It is not uncommon for the Internal Revenue Service (IRS) to reach out to taxpayers. This contact itself may seem like a nightmare, but taxpayers can make the situation even worse if they do not act appropriately.
Cryptocurrency, or digital currency, is a fairly new way to conduct financial transactions. Although relatively novel, taxpayers have used digital currency like Bitcoins to purchase real estate and other tangible items, and the Internal Revenue Service (IRS) has taken notice.
Whenever a relatively large financial transaction occurs, it is very likely that the Internal Revenue Service (IRS) will be involved. Getting divorced? The IRS will look over the property division determination and check for errors. If so, the agency may apply applicable taxes. Win the lottery? The IRS will expect a share of the winnings? Going through a lawsuit? Yes, even during your legal woes the IRS may determine that you owe a tax bill.

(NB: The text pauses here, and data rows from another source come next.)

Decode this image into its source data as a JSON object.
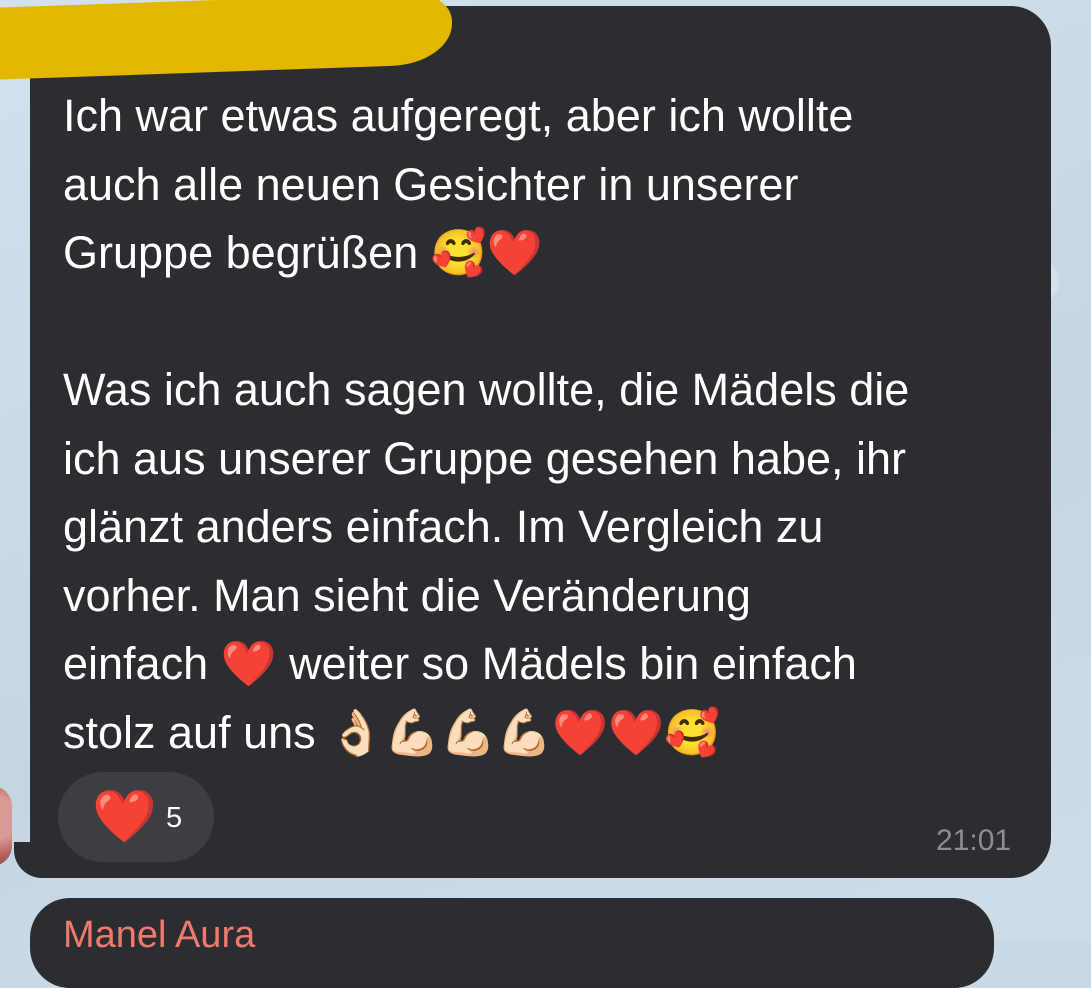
{
  "message": {
    "paragraph1": [
      "Ich war etwas aufgeregt, aber ich wollte",
      "auch alle neuen Gesichter in unserer",
      "Gruppe begrüßen 🥰❤️"
    ],
    "paragraph2": [
      "Was ich auch sagen wollte, die Mädels die",
      "ich aus unserer Gruppe gesehen habe, ihr",
      "glänzt anders einfach. Im Vergleich zu",
      "vorher. Man sieht die Veränderung",
      "einfach ❤️ weiter so Mädels bin einfach",
      "stolz auf uns 👌🏻💪🏻💪🏻💪🏻❤️❤️🥰"
    ],
    "time": "21:01"
  },
  "reaction": {
    "icon": "heart-icon",
    "emoji": "❤️",
    "count": "5"
  },
  "next_message": {
    "sender": "Manel Aura"
  },
  "colors": {
    "bubble": "#2c2d30",
    "reaction_pill": "#3d3e42",
    "text": "#ffffff",
    "timestamp": "#8b8d92",
    "sender_name": "#ee7a6e",
    "redaction": "#e4b800",
    "wallpaper": "#c9d9e6"
  }
}
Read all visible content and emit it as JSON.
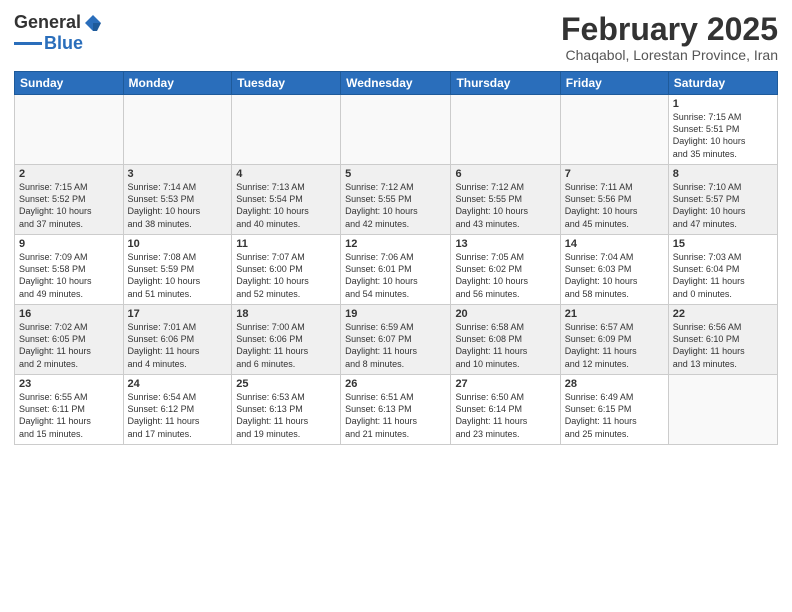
{
  "logo": {
    "general": "General",
    "blue": "Blue"
  },
  "header": {
    "month": "February 2025",
    "location": "Chaqabol, Lorestan Province, Iran"
  },
  "weekdays": [
    "Sunday",
    "Monday",
    "Tuesday",
    "Wednesday",
    "Thursday",
    "Friday",
    "Saturday"
  ],
  "weeks": [
    [
      {
        "day": "",
        "info": ""
      },
      {
        "day": "",
        "info": ""
      },
      {
        "day": "",
        "info": ""
      },
      {
        "day": "",
        "info": ""
      },
      {
        "day": "",
        "info": ""
      },
      {
        "day": "",
        "info": ""
      },
      {
        "day": "1",
        "info": "Sunrise: 7:15 AM\nSunset: 5:51 PM\nDaylight: 10 hours\nand 35 minutes."
      }
    ],
    [
      {
        "day": "2",
        "info": "Sunrise: 7:15 AM\nSunset: 5:52 PM\nDaylight: 10 hours\nand 37 minutes."
      },
      {
        "day": "3",
        "info": "Sunrise: 7:14 AM\nSunset: 5:53 PM\nDaylight: 10 hours\nand 38 minutes."
      },
      {
        "day": "4",
        "info": "Sunrise: 7:13 AM\nSunset: 5:54 PM\nDaylight: 10 hours\nand 40 minutes."
      },
      {
        "day": "5",
        "info": "Sunrise: 7:12 AM\nSunset: 5:55 PM\nDaylight: 10 hours\nand 42 minutes."
      },
      {
        "day": "6",
        "info": "Sunrise: 7:12 AM\nSunset: 5:55 PM\nDaylight: 10 hours\nand 43 minutes."
      },
      {
        "day": "7",
        "info": "Sunrise: 7:11 AM\nSunset: 5:56 PM\nDaylight: 10 hours\nand 45 minutes."
      },
      {
        "day": "8",
        "info": "Sunrise: 7:10 AM\nSunset: 5:57 PM\nDaylight: 10 hours\nand 47 minutes."
      }
    ],
    [
      {
        "day": "9",
        "info": "Sunrise: 7:09 AM\nSunset: 5:58 PM\nDaylight: 10 hours\nand 49 minutes."
      },
      {
        "day": "10",
        "info": "Sunrise: 7:08 AM\nSunset: 5:59 PM\nDaylight: 10 hours\nand 51 minutes."
      },
      {
        "day": "11",
        "info": "Sunrise: 7:07 AM\nSunset: 6:00 PM\nDaylight: 10 hours\nand 52 minutes."
      },
      {
        "day": "12",
        "info": "Sunrise: 7:06 AM\nSunset: 6:01 PM\nDaylight: 10 hours\nand 54 minutes."
      },
      {
        "day": "13",
        "info": "Sunrise: 7:05 AM\nSunset: 6:02 PM\nDaylight: 10 hours\nand 56 minutes."
      },
      {
        "day": "14",
        "info": "Sunrise: 7:04 AM\nSunset: 6:03 PM\nDaylight: 10 hours\nand 58 minutes."
      },
      {
        "day": "15",
        "info": "Sunrise: 7:03 AM\nSunset: 6:04 PM\nDaylight: 11 hours\nand 0 minutes."
      }
    ],
    [
      {
        "day": "16",
        "info": "Sunrise: 7:02 AM\nSunset: 6:05 PM\nDaylight: 11 hours\nand 2 minutes."
      },
      {
        "day": "17",
        "info": "Sunrise: 7:01 AM\nSunset: 6:06 PM\nDaylight: 11 hours\nand 4 minutes."
      },
      {
        "day": "18",
        "info": "Sunrise: 7:00 AM\nSunset: 6:06 PM\nDaylight: 11 hours\nand 6 minutes."
      },
      {
        "day": "19",
        "info": "Sunrise: 6:59 AM\nSunset: 6:07 PM\nDaylight: 11 hours\nand 8 minutes."
      },
      {
        "day": "20",
        "info": "Sunrise: 6:58 AM\nSunset: 6:08 PM\nDaylight: 11 hours\nand 10 minutes."
      },
      {
        "day": "21",
        "info": "Sunrise: 6:57 AM\nSunset: 6:09 PM\nDaylight: 11 hours\nand 12 minutes."
      },
      {
        "day": "22",
        "info": "Sunrise: 6:56 AM\nSunset: 6:10 PM\nDaylight: 11 hours\nand 13 minutes."
      }
    ],
    [
      {
        "day": "23",
        "info": "Sunrise: 6:55 AM\nSunset: 6:11 PM\nDaylight: 11 hours\nand 15 minutes."
      },
      {
        "day": "24",
        "info": "Sunrise: 6:54 AM\nSunset: 6:12 PM\nDaylight: 11 hours\nand 17 minutes."
      },
      {
        "day": "25",
        "info": "Sunrise: 6:53 AM\nSunset: 6:13 PM\nDaylight: 11 hours\nand 19 minutes."
      },
      {
        "day": "26",
        "info": "Sunrise: 6:51 AM\nSunset: 6:13 PM\nDaylight: 11 hours\nand 21 minutes."
      },
      {
        "day": "27",
        "info": "Sunrise: 6:50 AM\nSunset: 6:14 PM\nDaylight: 11 hours\nand 23 minutes."
      },
      {
        "day": "28",
        "info": "Sunrise: 6:49 AM\nSunset: 6:15 PM\nDaylight: 11 hours\nand 25 minutes."
      },
      {
        "day": "",
        "info": ""
      }
    ]
  ]
}
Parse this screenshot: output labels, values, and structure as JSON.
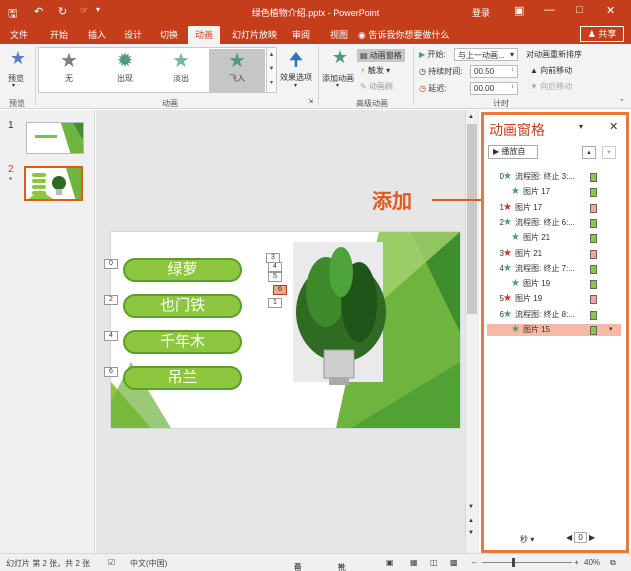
{
  "titlebar": {
    "title": "绿色植物介绍.pptx - PowerPoint",
    "login": "登录",
    "save_icon": "save-icon",
    "undo_icon": "undo-icon",
    "redo_icon": "redo-icon"
  },
  "tabs": [
    "文件",
    "开始",
    "插入",
    "设计",
    "切换",
    "动画",
    "幻灯片放映",
    "审阅",
    "视图"
  ],
  "active_tab": "动画",
  "tell_me": "告诉我你想要做什么",
  "share": "共享",
  "ribbon": {
    "preview": "预览",
    "preview_group": "预览",
    "animations": [
      {
        "label": "无",
        "color": "#7f7f7f"
      },
      {
        "label": "出现",
        "color": "#4f9a7b"
      },
      {
        "label": "淡出",
        "color": "#4f9a7b"
      },
      {
        "label": "飞入",
        "color": "#4f9a7b"
      }
    ],
    "effect_options": "效果选项",
    "animation_group": "动画",
    "add_animation": "添加动画",
    "animation_pane_btn": "动画窗格",
    "trigger": "触发",
    "animation_painter": "动画刷",
    "advanced_group": "高级动画",
    "start_label": "开始:",
    "start_value": "与上一动画...",
    "duration_label": "持续时间:",
    "duration_value": "00.50",
    "delay_label": "延迟:",
    "delay_value": "00.00",
    "timing_group": "计时",
    "reorder": "对动画重新排序",
    "move_earlier": "向前移动",
    "move_later": "向后移动"
  },
  "thumbs": [
    {
      "num": "1"
    },
    {
      "num": "2",
      "star": "*"
    }
  ],
  "slide": {
    "pills": [
      "绿萝",
      "也门铁",
      "千年木",
      "吊兰"
    ],
    "pill_tags": [
      "0",
      "2",
      "4",
      "6"
    ],
    "picture_tags": [
      "3",
      "4",
      "5",
      "6",
      "1"
    ]
  },
  "callout": "添加",
  "pane": {
    "title": "动画窗格",
    "play_from": "播放自",
    "rows": [
      {
        "num": "0",
        "text": "流程图: 终止 3:...",
        "star": "#4f9a7b",
        "bar": "#8dc63f"
      },
      {
        "num": "",
        "text": "图片 17",
        "star": "#4f9a7b",
        "bar": "#8dc63f"
      },
      {
        "num": "1",
        "text": "图片 17",
        "star": "#c0392b",
        "bar": "#f5a3a3"
      },
      {
        "num": "2",
        "text": "流程图: 终止 6:...",
        "star": "#4f9a7b",
        "bar": "#8dc63f"
      },
      {
        "num": "",
        "text": "图片 21",
        "star": "#4f9a7b",
        "bar": "#8dc63f"
      },
      {
        "num": "3",
        "text": "图片 21",
        "star": "#c0392b",
        "bar": "#f5a3a3"
      },
      {
        "num": "4",
        "text": "流程图: 终止 7:...",
        "star": "#4f9a7b",
        "bar": "#8dc63f"
      },
      {
        "num": "",
        "text": "图片 19",
        "star": "#4f9a7b",
        "bar": "#8dc63f"
      },
      {
        "num": "5",
        "text": "图片 19",
        "star": "#c0392b",
        "bar": "#f5a3a3"
      },
      {
        "num": "6",
        "text": "流程图: 终止 8:...",
        "star": "#4f9a7b",
        "bar": "#8dc63f"
      },
      {
        "num": "",
        "text": "图片 15",
        "star": "#4f9a7b",
        "bar": "#8dc63f",
        "selected": true
      }
    ],
    "seconds": "秒",
    "zoom_value": "0"
  },
  "status": {
    "slide_info": "幻灯片 第 2 张，共 2 张",
    "language": "中文(中国)",
    "notes": "备注",
    "comments": "批注",
    "zoom": "40%"
  },
  "colors": {
    "accent": "#c43e1c",
    "highlight": "#e8793b",
    "green": "#8dc63f"
  }
}
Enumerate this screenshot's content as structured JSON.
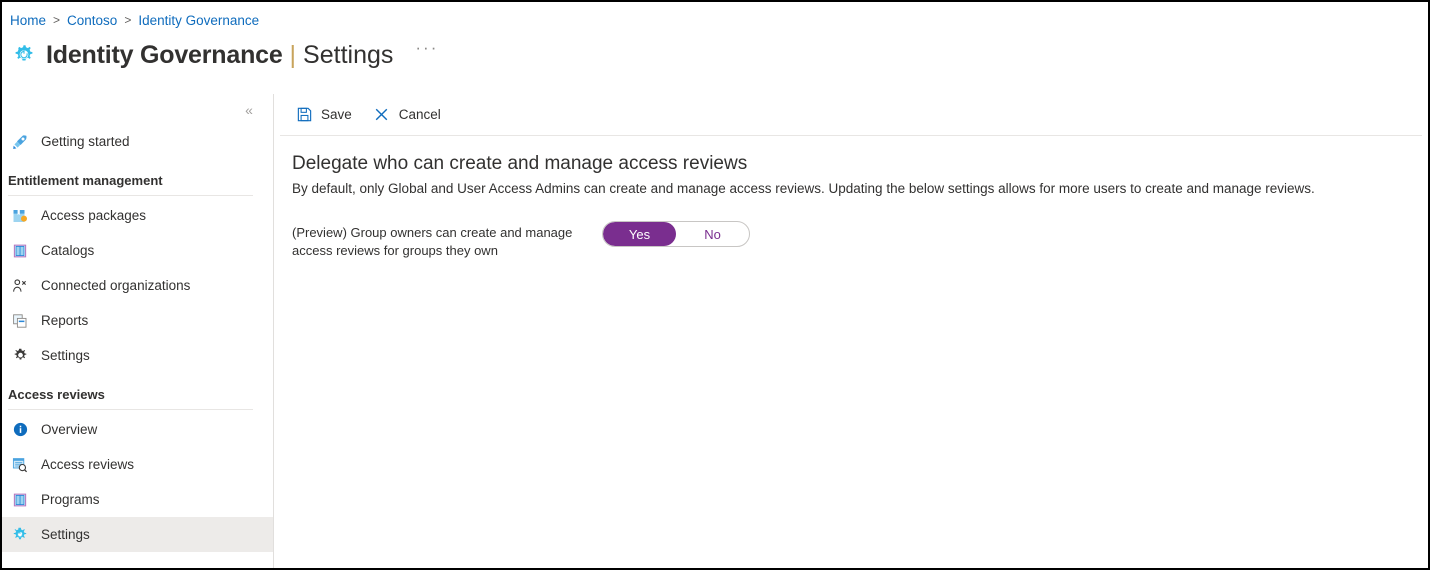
{
  "breadcrumb": [
    {
      "label": "Home"
    },
    {
      "label": "Contoso"
    },
    {
      "label": "Identity Governance"
    }
  ],
  "breadcrumb_separator": ">",
  "header": {
    "icon": "gear-icon",
    "title": "Identity Governance",
    "separator": "|",
    "subtitle": "Settings",
    "more_label": "···"
  },
  "sidebar": {
    "collapse_label": "«",
    "top_items": [
      {
        "label": "Getting started",
        "icon": "rocket-icon",
        "selected": false
      }
    ],
    "sections": [
      {
        "title": "Entitlement management",
        "items": [
          {
            "label": "Access packages",
            "icon": "package-icon",
            "selected": false
          },
          {
            "label": "Catalogs",
            "icon": "book-icon",
            "selected": false
          },
          {
            "label": "Connected organizations",
            "icon": "people-icon",
            "selected": false
          },
          {
            "label": "Reports",
            "icon": "report-icon",
            "selected": false
          },
          {
            "label": "Settings",
            "icon": "gear-dark-icon",
            "selected": false
          }
        ]
      },
      {
        "title": "Access reviews",
        "items": [
          {
            "label": "Overview",
            "icon": "info-icon",
            "selected": false
          },
          {
            "label": "Access reviews",
            "icon": "review-search-icon",
            "selected": false
          },
          {
            "label": "Programs",
            "icon": "book-icon",
            "selected": false
          },
          {
            "label": "Settings",
            "icon": "gear-blue-icon",
            "selected": true
          }
        ]
      }
    ]
  },
  "toolbar": {
    "save_label": "Save",
    "cancel_label": "Cancel"
  },
  "main": {
    "heading": "Delegate who can create and manage access reviews",
    "description": "By default, only Global and User Access Admins can create and manage access reviews. Updating the below settings allows for more users to create and manage reviews.",
    "setting": {
      "label": "(Preview) Group owners can create and manage access reviews for groups they own",
      "toggle": {
        "yes_label": "Yes",
        "no_label": "No",
        "value": "Yes"
      }
    }
  },
  "colors": {
    "accent_blue": "#0078d4",
    "link_blue": "#0f6cbd",
    "toggle_purple": "#7a2e8f",
    "cyan_icon": "#32bde8",
    "text": "#323130",
    "selected_row": "#edebe9",
    "pipe_gold": "#c8a45c"
  }
}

The Internal Revenue Service (IRS) recently released a publication that encourages taxpayers to make the most of common summertime activities. How, you may ask, can an agency that collects money encourage summer fun? The answer: by highlighting how popular forms of summer fun can translate to tax savings.
The Internal Revenue Service (IRS) has called on taxpayers to review their withholding status. Although the agency encourages all taxpayers to conduct a “paycheck checkup,” it states those who were surprised with a tax bill for their 2018 tax filings likely have the most to gain.
The Internal Revenue Service (IRS) along with the United States Department of Treasury recently issued regulations addressing state agency attempts to thwart the state and local tax deduction (SALT) limitation on federal tax returns.
As we've previously reported,1 the IRS is actively targeting some taxpayers for passport denial or revocation. Currently, taxpayers who owe the IRS at least $52,000 may be unable to obtain or renew their passports. Taxpayers must be proactive to prevent delays with travel plans.
The Internal Revenue Service (IRS) provides some tax benefits to small businesses. Many of these benefits are in the form of tax deductions. When it comes to pass-through entities like sole proprietors, partnerships and limited liability companies (LLC), two examples include:
The Duke and Duchess of Sussex, Prince Harry and his wife Meghan Markle, recently welcomed a baby boy into the royal family. Amidst the joy and celebrations that often come with welcoming a new family member, this little one may require some proactive tax planning. Although born in England, the infant could find himself subject to taxes in the United States.